On their website they list usable f-stops for the Katzeye Plus (which is included by default on all screens; this is different from the Optibright treatment, which costs extra). The chart indicates that 'minimal attention [is] required' down to f/9.0, and that 'careful attention [is] required' down to f/22, but that you can still see both sides of the screen. While technically this may be true, I would have to disagree with the implications of their assertion; while you may be able to see both halves of the split screen at level 4 at f/22, there is no way you could even come close to focusing accurately at that aperture IMHO. Personally f/5.6 is about the darkest that I would want to focus with and expect even somewhat accurate results. Using a f/8 mirror lens or something would IMHO be very difficult; it may be possible if you are outside during daylight shooting a high contrast subject. (My own experiences are obtained from un-structured testing under poor working conditions: indoors, with subjects without much contrast. Under optimal conditions you can probably get by with a smaller aperture. For myself, though, I don't consider manual focusing to be reliable unless I can do it in a wide range of conditions.)
From my experience, Katzeye Optics does accurately describe the microprism collar: they estimate f/4 for the usable aperture when using the collor for focusing, and I would agree with that assertion (f/3.5 would be a bit more usable, but with a good subject f/4 should be usable).
(Nikon D7000, Tamron 300/2.8 @ f/2.8; 1/500s, ISO 800)
Update (December 24 2010)
After a few weeks of shooting I found that the accuracy was not quite on; when the screen reported perfect focus using the split screen, the resulting pictures were very slightly backfocused. This was only visible at close distances and f/1.4, and (I thought) only affected my 50/1.4 lens; the 105/2.5 and 300/2.8 seemed to be OK. However, I thought I would email Rachel anyway to see what (if anything) could be done. Even though it was Christmas Eve, she replied very quickly with instructions on how to test for this condition in a controlled fashion. Sure enough there was a slight back focus; to my surprise it was also there on the other lenses, not just the 50/1.4 (I just had not noticed before since their smaller apertures gave me a bit more DOF to work with).
Reporting these findings back to Rachel, she sent further detailed instructions on how to adjust the focus. By following those instructions I seem to have completely eliminated the focus error. This is exactly the reason why I decided to go with Katzeye over the cheaper screens: while the product itself may be 30% more, the support which Katzeye provides is top notch.
If you are someone who wants to use manual focus lenses on your digital camera, I would highly recommend Katzeye Optics. Their products are top notch, but more important than that, they go above and beyond the call of duty in their support to guarantee customer satisfaction.

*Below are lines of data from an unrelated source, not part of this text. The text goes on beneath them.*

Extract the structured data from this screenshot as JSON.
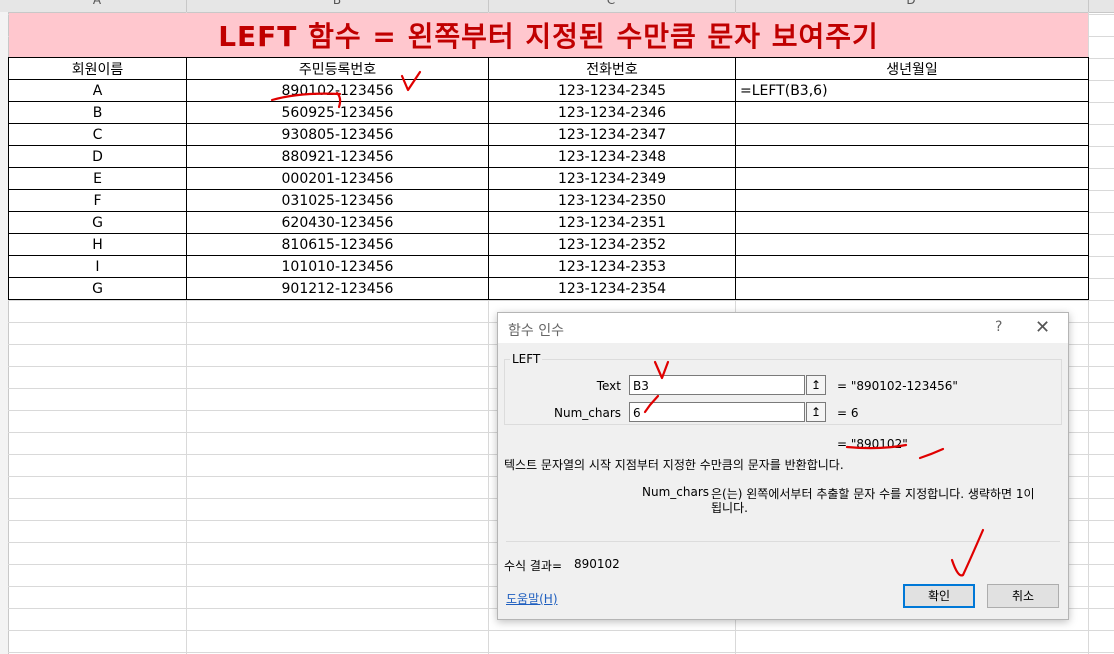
{
  "column_headers": [
    "A",
    "B",
    "C",
    "D"
  ],
  "title": "LEFT 함수 = 왼쪽부터 지정된 수만큼 문자 보여주기",
  "table": {
    "headers": [
      "회원이름",
      "주민등록번호",
      "전화번호",
      "생년월일"
    ],
    "rows": [
      [
        "A",
        "890102-123456",
        "123-1234-2345",
        "=LEFT(B3,6)"
      ],
      [
        "B",
        "560925-123456",
        "123-1234-2346",
        ""
      ],
      [
        "C",
        "930805-123456",
        "123-1234-2347",
        ""
      ],
      [
        "D",
        "880921-123456",
        "123-1234-2348",
        ""
      ],
      [
        "E",
        "000201-123456",
        "123-1234-2349",
        ""
      ],
      [
        "F",
        "031025-123456",
        "123-1234-2350",
        ""
      ],
      [
        "G",
        "620430-123456",
        "123-1234-2351",
        ""
      ],
      [
        "H",
        "810615-123456",
        "123-1234-2352",
        ""
      ],
      [
        "I",
        "101010-123456",
        "123-1234-2353",
        ""
      ],
      [
        "G",
        "901212-123456",
        "123-1234-2354",
        ""
      ]
    ]
  },
  "dialog": {
    "title": "함수 인수",
    "help": "?",
    "close": "✕",
    "function_name": "LEFT",
    "args": [
      {
        "label": "Text",
        "value": "B3",
        "result": "=  \"890102-123456\""
      },
      {
        "label": "Num_chars",
        "value": "6",
        "result": "=  6"
      }
    ],
    "function_result": "=  \"890102\"",
    "description": "텍스트 문자열의 시작 지점부터 지정한 수만큼의 문자를 반환합니다.",
    "arg_help_name": "Num_chars",
    "arg_help_text_1": "은(는) 왼쪽에서부터 추출할 문자 수를 지정합니다. 생략하면 1이",
    "arg_help_text_2": "됩니다.",
    "formula_result_label": "수식 결과=",
    "formula_result_value": "890102",
    "help_link": "도움말(H)",
    "ok_label": "확인",
    "cancel_label": "취소"
  },
  "colors": {
    "title_bg": "#ffc7ce",
    "title_text": "#c00000",
    "annotation": "#e00000",
    "ok_border": "#0078d7"
  }
}
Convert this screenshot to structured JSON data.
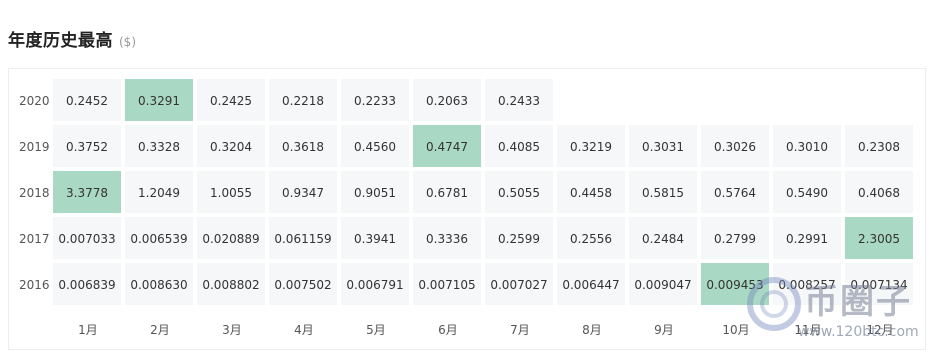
{
  "header": {
    "title": "年度历史最高",
    "unit": "($)"
  },
  "table": {
    "months": [
      "1月",
      "2月",
      "3月",
      "4月",
      "5月",
      "6月",
      "7月",
      "8月",
      "9月",
      "10月",
      "11月",
      "12月"
    ],
    "rows": [
      {
        "year": "2020",
        "values": [
          "0.2452",
          "0.3291",
          "0.2425",
          "0.2218",
          "0.2233",
          "0.2063",
          "0.2433",
          "",
          "",
          "",
          "",
          ""
        ],
        "highlight": 1
      },
      {
        "year": "2019",
        "values": [
          "0.3752",
          "0.3328",
          "0.3204",
          "0.3618",
          "0.4560",
          "0.4747",
          "0.4085",
          "0.3219",
          "0.3031",
          "0.3026",
          "0.3010",
          "0.2308"
        ],
        "highlight": 5
      },
      {
        "year": "2018",
        "values": [
          "3.3778",
          "1.2049",
          "1.0055",
          "0.9347",
          "0.9051",
          "0.6781",
          "0.5055",
          "0.4458",
          "0.5815",
          "0.5764",
          "0.5490",
          "0.4068"
        ],
        "highlight": 0
      },
      {
        "year": "2017",
        "values": [
          "0.007033",
          "0.006539",
          "0.020889",
          "0.061159",
          "0.3941",
          "0.3336",
          "0.2599",
          "0.2556",
          "0.2484",
          "0.2799",
          "0.2991",
          "2.3005"
        ],
        "highlight": 11
      },
      {
        "year": "2016",
        "values": [
          "0.006839",
          "0.008630",
          "0.008802",
          "0.007502",
          "0.006791",
          "0.007105",
          "0.007027",
          "0.006447",
          "0.009047",
          "0.009453",
          "0.008257",
          "0.007134"
        ],
        "highlight": 9
      }
    ],
    "highlight_color": "#a9d8c4"
  },
  "watermark": {
    "text": "币圈子",
    "url": "www.120btc.com"
  }
}
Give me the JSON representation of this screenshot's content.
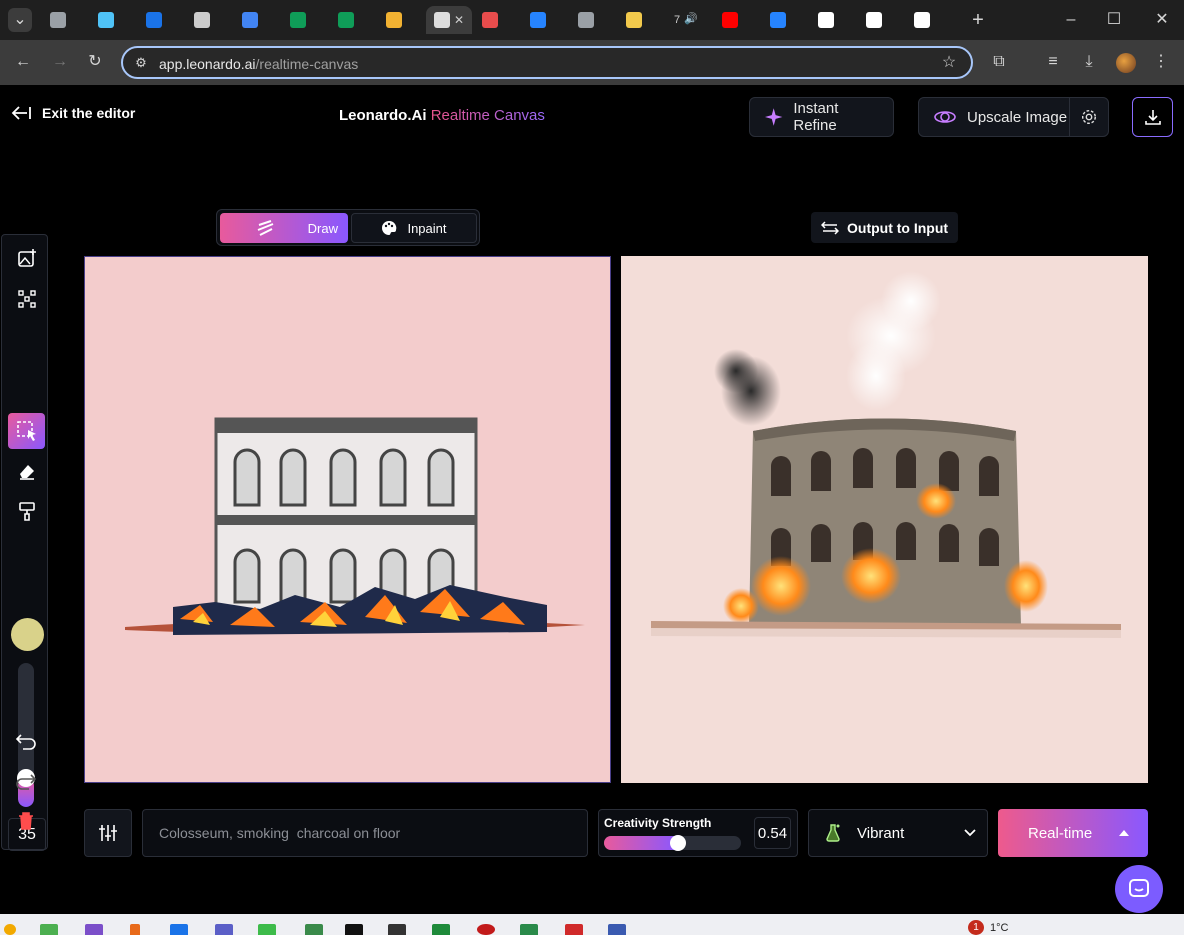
{
  "browser": {
    "url_host": "app.leonardo.ai",
    "url_path": "/realtime-canvas",
    "tabs": [
      {
        "icon": "generic-tab-icon",
        "color": "#9aa0a6"
      },
      {
        "icon": "extension-tab-icon",
        "color": "#4fc3f7"
      },
      {
        "icon": "puzzle-tab-icon",
        "color": "#1a73e8"
      },
      {
        "icon": "openai-tab-icon",
        "color": "#cccccc"
      },
      {
        "icon": "translate-tab-icon",
        "color": "#4285f4"
      },
      {
        "icon": "sheets-tab-icon",
        "color": "#0f9d58"
      },
      {
        "icon": "sheets-tab-icon",
        "color": "#0f9d58"
      },
      {
        "icon": "leonardo-tab-icon",
        "color": "#f2b232"
      },
      {
        "icon": "active-tab-icon",
        "color": "#dddddd"
      },
      {
        "icon": "app-tab-icon",
        "color": "#e84c4c"
      },
      {
        "icon": "jira-tab-icon",
        "color": "#2684ff"
      },
      {
        "icon": "globe-tab-icon",
        "color": "#9aa0a6"
      },
      {
        "icon": "emoji-tab-icon",
        "color": "#f2c94c"
      },
      {
        "icon": "audio-tab-icon",
        "color": "#dddddd"
      },
      {
        "icon": "youtube-tab-icon",
        "color": "#ff0000"
      },
      {
        "icon": "jira-tab-icon",
        "color": "#2684ff"
      },
      {
        "icon": "wikipedia-tab-icon",
        "color": "#ffffff"
      },
      {
        "icon": "google-tab-icon",
        "color": "#ffffff"
      },
      {
        "icon": "google-tab-icon",
        "color": "#ffffff"
      }
    ],
    "tab_audio_text": "7"
  },
  "header": {
    "exit_label": "Exit the editor",
    "brand": "Leonardo.Ai",
    "product": "Realtime Canvas",
    "instant_refine_label": "Instant Refine",
    "upscale_label": "Upscale Image"
  },
  "modes": {
    "draw_label": "Draw",
    "inpaint_label": "Inpaint",
    "active": "draw"
  },
  "output_to_input_label": "Output to Input",
  "toolbar": {
    "tools": [
      "add-image",
      "object-select",
      "select",
      "eraser",
      "paint-bucket"
    ],
    "active_tool": "select",
    "brush_color": "#d9d28a",
    "brush_size": "35",
    "brush_level": 0.2
  },
  "bottom": {
    "prompt_value": "Colosseum, smoking  charcoal on floor",
    "creativity_label": "Creativity Strength",
    "creativity_value": "0.54",
    "creativity_level": 0.54,
    "style_label": "Vibrant",
    "realtime_label": "Real-time"
  },
  "taskbar": {
    "notification_count": "1",
    "temperature": "1°C"
  },
  "colors": {
    "accent_pink": "#e85a9c",
    "accent_purple": "#8a58ff",
    "input_canvas_bg": "#f3cccc",
    "output_canvas_bg": "#f3ddd8"
  }
}
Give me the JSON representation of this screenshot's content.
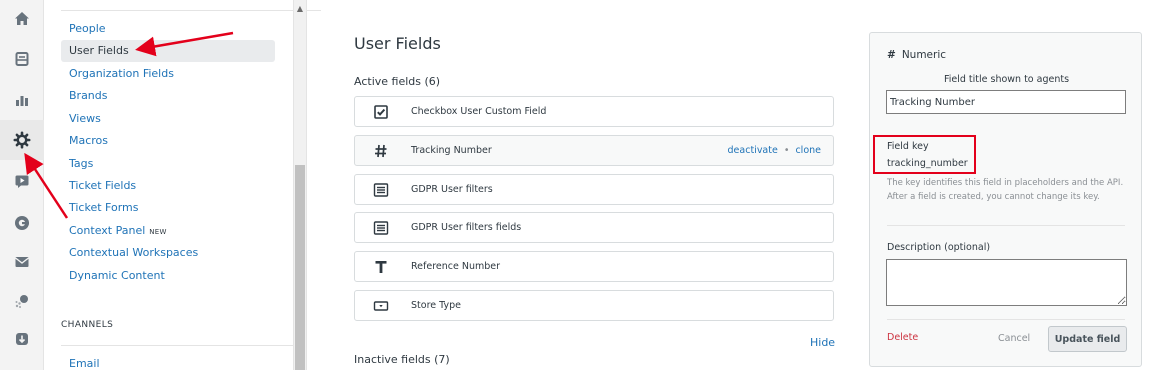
{
  "rail": {
    "items": [
      {
        "icon": "home-icon"
      },
      {
        "icon": "inbox-icon"
      },
      {
        "icon": "reporting-icon"
      },
      {
        "icon": "gear-icon",
        "active": true
      },
      {
        "icon": "play-icon"
      },
      {
        "icon": "guide-icon"
      },
      {
        "icon": "mail-icon"
      },
      {
        "icon": "explore-icon"
      },
      {
        "icon": "shield-icon"
      }
    ]
  },
  "nav": {
    "items": [
      {
        "label": "People"
      },
      {
        "label": "User Fields",
        "selected": true
      },
      {
        "label": "Organization Fields"
      },
      {
        "label": "Brands"
      },
      {
        "label": "Views"
      },
      {
        "label": "Macros"
      },
      {
        "label": "Tags"
      },
      {
        "label": "Ticket Fields"
      },
      {
        "label": "Ticket Forms"
      },
      {
        "label": "Context Panel",
        "badge": "NEW"
      },
      {
        "label": "Contextual Workspaces"
      },
      {
        "label": "Dynamic Content"
      }
    ],
    "channels_heading": "CHANNELS",
    "channels_items": [
      {
        "label": "Email"
      }
    ]
  },
  "main": {
    "title": "User Fields",
    "active_heading": "Active fields (6)",
    "inactive_heading": "Inactive fields (7)",
    "hide_label": "Hide",
    "fields": [
      {
        "name": "Checkbox User Custom Field",
        "icon": "checkbox-icon"
      },
      {
        "name": "Tracking Number",
        "icon": "hash-icon",
        "highlight": true,
        "actions": [
          "deactivate",
          "clone"
        ]
      },
      {
        "name": "GDPR User filters",
        "icon": "text-lines-icon"
      },
      {
        "name": "GDPR User filters fields",
        "icon": "text-lines-icon"
      },
      {
        "name": "Reference Number",
        "icon": "text-t-icon"
      },
      {
        "name": "Store Type",
        "icon": "dropdown-icon"
      }
    ]
  },
  "panel": {
    "type_label": "Numeric",
    "type_symbol": "#",
    "title_label": "Field title shown to agents",
    "title_value": "Tracking Number",
    "key_label": "Field key",
    "key_value": "tracking_number",
    "key_help": "The key identifies this field in placeholders and the API. After a field is created, you cannot change its key.",
    "description_label": "Description (optional)",
    "delete_label": "Delete",
    "cancel_label": "Cancel",
    "update_label": "Update field"
  },
  "colors": {
    "link": "#1f73b7",
    "annotation_red": "#e3001b",
    "delete_red": "#cc3340",
    "text": "#2f3941",
    "muted": "#8a8f94"
  }
}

If you have had previous experience with split screen focusing aids on film cameras, so much the better. Manual focusing is a different experience than relying on autofocus, and while it may not be for everyone, I feel that it can provide an accuracy that rivals the best AF system, while keeping you in control of your exposures more than you otherwise would be.